___ Input records ___
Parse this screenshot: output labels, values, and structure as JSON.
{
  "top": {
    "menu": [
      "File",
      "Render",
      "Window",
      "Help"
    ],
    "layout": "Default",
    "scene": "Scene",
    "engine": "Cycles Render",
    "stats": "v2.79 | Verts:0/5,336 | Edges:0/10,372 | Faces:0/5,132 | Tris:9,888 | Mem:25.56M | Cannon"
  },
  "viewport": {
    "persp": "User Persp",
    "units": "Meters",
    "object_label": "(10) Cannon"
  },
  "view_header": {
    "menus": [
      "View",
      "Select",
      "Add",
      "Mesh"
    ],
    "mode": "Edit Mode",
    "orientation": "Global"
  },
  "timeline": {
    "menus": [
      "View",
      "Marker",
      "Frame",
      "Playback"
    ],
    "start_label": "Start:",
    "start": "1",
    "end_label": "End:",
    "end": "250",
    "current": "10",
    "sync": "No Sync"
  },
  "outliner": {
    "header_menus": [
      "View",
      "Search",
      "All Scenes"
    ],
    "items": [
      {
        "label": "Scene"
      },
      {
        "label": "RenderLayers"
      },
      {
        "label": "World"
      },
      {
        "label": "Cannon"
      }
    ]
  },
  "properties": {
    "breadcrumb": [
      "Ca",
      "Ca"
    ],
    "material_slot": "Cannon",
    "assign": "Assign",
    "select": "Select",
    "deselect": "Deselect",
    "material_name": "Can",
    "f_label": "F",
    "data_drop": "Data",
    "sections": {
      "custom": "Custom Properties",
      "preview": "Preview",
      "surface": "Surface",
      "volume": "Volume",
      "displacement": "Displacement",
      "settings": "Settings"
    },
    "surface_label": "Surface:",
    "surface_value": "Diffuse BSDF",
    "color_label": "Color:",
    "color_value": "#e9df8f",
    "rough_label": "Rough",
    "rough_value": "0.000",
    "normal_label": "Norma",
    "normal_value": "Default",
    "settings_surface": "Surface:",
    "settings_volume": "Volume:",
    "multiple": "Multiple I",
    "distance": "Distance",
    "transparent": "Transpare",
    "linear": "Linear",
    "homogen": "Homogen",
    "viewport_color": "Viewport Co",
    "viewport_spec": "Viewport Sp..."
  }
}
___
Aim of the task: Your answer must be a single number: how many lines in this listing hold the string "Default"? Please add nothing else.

Response: 2